Dataset rows for apps and sites:
────────────────────────────────────────

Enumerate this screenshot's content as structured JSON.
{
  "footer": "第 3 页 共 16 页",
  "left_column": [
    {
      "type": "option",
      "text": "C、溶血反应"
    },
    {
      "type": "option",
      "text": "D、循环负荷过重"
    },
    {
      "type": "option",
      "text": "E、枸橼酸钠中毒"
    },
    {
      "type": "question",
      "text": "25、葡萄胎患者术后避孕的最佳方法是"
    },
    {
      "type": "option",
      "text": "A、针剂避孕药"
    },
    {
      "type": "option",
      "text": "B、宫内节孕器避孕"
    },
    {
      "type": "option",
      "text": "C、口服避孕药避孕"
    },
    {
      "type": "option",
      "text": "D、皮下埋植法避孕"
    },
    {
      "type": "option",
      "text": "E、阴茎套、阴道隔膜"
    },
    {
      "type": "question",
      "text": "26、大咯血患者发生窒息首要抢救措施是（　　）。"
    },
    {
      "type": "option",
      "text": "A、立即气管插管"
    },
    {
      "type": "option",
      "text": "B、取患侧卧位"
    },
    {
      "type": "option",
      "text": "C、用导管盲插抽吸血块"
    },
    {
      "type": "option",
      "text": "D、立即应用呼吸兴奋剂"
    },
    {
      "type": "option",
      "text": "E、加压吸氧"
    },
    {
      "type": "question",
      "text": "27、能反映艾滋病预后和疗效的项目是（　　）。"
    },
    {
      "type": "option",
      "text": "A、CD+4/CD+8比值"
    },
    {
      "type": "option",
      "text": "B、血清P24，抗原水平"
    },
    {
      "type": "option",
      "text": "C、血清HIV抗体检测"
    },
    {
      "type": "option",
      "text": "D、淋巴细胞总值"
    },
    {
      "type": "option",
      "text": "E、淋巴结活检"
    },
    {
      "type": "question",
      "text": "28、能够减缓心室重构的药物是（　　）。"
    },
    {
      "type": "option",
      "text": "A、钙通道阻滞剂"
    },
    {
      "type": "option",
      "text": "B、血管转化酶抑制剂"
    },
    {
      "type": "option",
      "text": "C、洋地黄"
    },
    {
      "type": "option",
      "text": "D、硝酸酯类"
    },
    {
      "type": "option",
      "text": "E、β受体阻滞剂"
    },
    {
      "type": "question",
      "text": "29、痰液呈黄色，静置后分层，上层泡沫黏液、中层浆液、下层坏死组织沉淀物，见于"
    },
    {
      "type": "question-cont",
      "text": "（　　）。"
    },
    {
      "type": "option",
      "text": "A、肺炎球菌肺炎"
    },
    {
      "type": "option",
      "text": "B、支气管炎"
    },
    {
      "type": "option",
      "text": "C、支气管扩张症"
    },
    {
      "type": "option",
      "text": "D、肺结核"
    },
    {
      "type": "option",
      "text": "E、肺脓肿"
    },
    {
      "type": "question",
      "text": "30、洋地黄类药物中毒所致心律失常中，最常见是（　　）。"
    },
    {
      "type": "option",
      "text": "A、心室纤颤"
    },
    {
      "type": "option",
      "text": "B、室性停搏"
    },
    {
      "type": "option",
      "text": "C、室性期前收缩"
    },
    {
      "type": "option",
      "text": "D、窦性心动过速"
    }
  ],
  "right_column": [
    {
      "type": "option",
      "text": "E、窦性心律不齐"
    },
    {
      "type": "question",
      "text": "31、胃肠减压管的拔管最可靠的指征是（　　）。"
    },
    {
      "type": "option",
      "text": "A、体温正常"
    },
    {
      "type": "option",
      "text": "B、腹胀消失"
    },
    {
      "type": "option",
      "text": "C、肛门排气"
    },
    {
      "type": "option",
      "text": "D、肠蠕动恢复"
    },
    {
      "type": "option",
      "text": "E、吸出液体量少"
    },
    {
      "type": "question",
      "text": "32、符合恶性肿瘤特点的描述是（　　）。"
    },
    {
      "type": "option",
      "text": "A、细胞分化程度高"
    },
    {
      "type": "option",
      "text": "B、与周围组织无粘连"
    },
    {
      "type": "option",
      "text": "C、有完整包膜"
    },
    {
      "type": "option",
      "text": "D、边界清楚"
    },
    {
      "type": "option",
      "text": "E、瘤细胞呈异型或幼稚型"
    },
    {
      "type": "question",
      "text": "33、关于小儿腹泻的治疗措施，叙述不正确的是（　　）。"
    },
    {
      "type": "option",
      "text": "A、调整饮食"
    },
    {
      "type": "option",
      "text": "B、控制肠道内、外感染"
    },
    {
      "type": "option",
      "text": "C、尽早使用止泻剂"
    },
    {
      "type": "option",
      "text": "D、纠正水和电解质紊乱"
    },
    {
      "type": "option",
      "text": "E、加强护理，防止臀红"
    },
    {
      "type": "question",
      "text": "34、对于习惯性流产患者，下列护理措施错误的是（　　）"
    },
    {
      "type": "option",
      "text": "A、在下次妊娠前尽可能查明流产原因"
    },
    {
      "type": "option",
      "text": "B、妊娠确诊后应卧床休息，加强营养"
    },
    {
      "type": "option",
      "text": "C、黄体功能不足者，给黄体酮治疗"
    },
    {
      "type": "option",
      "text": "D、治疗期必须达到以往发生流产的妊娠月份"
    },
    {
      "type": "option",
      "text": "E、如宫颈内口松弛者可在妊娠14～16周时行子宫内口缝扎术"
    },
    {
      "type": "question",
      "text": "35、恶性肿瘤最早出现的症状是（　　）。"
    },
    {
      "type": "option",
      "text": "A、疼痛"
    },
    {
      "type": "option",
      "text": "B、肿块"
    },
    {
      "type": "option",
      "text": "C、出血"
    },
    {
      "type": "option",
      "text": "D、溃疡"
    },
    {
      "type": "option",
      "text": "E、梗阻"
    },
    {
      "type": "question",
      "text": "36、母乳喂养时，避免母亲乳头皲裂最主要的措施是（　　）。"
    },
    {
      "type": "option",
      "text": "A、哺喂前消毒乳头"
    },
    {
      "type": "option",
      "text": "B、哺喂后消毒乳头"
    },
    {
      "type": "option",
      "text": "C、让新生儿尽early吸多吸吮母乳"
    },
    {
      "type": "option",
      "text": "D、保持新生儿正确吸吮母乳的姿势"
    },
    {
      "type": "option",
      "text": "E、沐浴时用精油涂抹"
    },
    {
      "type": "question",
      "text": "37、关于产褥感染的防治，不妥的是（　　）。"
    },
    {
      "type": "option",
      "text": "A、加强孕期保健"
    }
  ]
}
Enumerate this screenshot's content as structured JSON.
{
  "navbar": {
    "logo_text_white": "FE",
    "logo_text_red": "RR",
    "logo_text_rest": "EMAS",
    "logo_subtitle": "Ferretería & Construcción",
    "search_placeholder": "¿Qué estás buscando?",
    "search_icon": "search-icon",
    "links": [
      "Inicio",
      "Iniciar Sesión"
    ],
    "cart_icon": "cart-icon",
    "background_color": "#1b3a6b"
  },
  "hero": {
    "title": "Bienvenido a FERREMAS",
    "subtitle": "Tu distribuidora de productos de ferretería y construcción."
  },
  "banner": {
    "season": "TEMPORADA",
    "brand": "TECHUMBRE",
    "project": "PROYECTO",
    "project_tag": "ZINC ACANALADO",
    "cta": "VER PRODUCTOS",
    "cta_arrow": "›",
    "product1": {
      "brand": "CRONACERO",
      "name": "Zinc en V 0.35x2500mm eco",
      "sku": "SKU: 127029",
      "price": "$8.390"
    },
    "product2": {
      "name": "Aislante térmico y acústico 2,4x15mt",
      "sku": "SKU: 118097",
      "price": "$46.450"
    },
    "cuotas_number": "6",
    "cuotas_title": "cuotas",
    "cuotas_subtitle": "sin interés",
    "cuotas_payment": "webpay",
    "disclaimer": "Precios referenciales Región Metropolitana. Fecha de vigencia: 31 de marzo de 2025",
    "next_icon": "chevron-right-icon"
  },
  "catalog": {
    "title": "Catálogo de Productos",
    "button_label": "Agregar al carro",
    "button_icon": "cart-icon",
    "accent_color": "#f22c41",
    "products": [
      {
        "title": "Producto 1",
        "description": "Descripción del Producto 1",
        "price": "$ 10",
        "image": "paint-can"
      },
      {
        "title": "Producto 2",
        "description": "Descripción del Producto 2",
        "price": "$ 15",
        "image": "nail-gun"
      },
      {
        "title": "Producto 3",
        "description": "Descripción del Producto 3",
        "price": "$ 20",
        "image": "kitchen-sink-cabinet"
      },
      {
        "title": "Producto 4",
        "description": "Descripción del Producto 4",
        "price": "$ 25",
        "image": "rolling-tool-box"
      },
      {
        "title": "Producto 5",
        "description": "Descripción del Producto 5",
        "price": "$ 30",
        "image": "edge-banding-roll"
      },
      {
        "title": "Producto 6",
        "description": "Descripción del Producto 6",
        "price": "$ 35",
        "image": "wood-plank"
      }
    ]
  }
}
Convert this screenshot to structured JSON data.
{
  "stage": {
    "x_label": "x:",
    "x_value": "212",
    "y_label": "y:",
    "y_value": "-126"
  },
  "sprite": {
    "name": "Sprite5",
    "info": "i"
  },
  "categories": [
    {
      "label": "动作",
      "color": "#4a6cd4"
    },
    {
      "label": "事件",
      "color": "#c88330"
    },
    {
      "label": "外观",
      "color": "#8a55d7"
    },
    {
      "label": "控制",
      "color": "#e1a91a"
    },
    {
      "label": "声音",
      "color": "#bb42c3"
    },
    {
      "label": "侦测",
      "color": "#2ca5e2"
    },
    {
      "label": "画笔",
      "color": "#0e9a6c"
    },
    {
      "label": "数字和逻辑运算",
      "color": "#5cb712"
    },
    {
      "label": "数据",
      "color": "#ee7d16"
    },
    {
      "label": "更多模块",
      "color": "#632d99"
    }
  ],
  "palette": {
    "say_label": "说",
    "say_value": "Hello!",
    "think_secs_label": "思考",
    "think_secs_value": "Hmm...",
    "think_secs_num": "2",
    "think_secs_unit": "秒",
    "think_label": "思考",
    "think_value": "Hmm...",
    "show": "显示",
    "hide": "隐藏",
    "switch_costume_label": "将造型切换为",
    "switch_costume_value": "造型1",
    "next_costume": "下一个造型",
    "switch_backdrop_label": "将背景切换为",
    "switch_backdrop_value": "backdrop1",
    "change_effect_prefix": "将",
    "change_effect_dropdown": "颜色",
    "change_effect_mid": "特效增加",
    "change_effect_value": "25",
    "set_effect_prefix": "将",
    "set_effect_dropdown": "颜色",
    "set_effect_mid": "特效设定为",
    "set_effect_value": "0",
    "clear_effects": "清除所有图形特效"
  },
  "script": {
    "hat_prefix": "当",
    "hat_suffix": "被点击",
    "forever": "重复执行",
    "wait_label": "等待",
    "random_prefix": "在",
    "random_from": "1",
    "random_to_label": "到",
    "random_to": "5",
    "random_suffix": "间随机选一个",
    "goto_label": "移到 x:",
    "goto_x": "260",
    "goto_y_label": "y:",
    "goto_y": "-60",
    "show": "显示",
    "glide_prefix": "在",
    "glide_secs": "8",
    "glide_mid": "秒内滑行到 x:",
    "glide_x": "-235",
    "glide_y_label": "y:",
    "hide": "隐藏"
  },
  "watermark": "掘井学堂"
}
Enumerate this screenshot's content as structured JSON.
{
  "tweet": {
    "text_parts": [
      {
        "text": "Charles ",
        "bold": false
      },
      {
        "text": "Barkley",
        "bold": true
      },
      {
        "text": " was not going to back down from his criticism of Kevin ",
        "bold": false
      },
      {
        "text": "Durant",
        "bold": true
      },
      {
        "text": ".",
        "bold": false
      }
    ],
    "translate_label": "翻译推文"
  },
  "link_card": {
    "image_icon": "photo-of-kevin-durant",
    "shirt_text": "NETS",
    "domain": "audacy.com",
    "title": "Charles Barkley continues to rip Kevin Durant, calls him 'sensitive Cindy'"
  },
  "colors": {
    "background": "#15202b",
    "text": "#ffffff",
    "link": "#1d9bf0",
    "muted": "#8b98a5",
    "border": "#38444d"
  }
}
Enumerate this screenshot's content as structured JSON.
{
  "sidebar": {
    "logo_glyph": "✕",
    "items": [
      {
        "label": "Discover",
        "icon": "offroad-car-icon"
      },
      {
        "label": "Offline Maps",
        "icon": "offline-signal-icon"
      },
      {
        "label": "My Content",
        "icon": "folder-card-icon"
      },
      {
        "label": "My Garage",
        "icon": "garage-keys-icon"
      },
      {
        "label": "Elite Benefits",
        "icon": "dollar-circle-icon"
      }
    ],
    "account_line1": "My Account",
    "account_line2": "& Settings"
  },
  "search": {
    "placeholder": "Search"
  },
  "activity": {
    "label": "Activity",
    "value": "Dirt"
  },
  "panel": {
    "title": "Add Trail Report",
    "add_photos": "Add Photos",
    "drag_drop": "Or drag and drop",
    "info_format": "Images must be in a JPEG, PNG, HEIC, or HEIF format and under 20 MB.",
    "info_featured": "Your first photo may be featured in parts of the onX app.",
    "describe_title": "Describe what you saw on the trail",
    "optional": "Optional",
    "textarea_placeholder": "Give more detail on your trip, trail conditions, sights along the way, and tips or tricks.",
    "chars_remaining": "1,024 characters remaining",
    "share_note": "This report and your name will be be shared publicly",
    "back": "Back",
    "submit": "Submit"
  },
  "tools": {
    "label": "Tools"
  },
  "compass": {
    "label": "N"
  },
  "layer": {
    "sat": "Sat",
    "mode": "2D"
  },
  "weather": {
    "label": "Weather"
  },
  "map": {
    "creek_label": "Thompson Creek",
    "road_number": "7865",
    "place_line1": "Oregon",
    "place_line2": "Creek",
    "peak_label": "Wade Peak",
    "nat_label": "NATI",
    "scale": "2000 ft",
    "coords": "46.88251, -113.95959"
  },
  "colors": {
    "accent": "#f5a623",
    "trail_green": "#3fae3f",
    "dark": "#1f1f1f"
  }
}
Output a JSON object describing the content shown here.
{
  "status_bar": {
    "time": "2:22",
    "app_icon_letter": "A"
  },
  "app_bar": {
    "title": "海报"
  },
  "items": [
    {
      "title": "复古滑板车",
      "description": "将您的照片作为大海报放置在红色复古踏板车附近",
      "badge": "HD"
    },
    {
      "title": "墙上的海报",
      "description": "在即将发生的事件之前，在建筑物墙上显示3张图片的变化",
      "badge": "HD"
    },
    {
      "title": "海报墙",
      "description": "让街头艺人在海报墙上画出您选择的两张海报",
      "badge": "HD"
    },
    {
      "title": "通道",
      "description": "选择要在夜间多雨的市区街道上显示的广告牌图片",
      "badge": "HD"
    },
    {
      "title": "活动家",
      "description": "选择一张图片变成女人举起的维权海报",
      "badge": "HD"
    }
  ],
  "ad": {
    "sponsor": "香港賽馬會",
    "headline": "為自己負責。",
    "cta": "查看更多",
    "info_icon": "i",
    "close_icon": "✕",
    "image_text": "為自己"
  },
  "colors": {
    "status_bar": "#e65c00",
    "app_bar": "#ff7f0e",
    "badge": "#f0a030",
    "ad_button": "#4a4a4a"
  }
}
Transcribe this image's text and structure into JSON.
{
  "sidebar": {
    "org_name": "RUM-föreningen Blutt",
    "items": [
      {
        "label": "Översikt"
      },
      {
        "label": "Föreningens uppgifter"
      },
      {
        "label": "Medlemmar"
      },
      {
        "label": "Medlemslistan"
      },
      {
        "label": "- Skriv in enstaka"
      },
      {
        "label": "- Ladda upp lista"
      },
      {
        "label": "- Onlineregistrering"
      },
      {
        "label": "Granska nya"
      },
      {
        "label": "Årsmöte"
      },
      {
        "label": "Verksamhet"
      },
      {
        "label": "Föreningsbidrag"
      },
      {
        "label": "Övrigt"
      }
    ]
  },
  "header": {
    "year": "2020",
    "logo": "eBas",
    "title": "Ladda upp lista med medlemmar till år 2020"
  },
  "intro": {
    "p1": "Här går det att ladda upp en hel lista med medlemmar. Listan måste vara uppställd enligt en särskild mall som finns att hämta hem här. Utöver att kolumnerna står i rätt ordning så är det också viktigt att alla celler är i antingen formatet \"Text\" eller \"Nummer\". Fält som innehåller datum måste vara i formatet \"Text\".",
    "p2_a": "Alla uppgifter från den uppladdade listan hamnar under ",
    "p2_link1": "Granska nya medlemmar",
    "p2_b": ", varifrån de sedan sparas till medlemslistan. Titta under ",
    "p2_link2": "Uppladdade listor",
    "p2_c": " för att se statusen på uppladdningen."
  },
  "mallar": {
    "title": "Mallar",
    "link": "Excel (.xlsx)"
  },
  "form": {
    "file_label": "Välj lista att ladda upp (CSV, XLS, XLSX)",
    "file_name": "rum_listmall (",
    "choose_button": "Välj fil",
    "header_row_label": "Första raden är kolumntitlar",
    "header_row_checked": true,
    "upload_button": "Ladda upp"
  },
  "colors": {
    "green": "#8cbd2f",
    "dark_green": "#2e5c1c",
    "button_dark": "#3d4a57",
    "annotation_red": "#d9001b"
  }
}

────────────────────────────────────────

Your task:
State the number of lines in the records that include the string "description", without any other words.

Output for this exercise:
11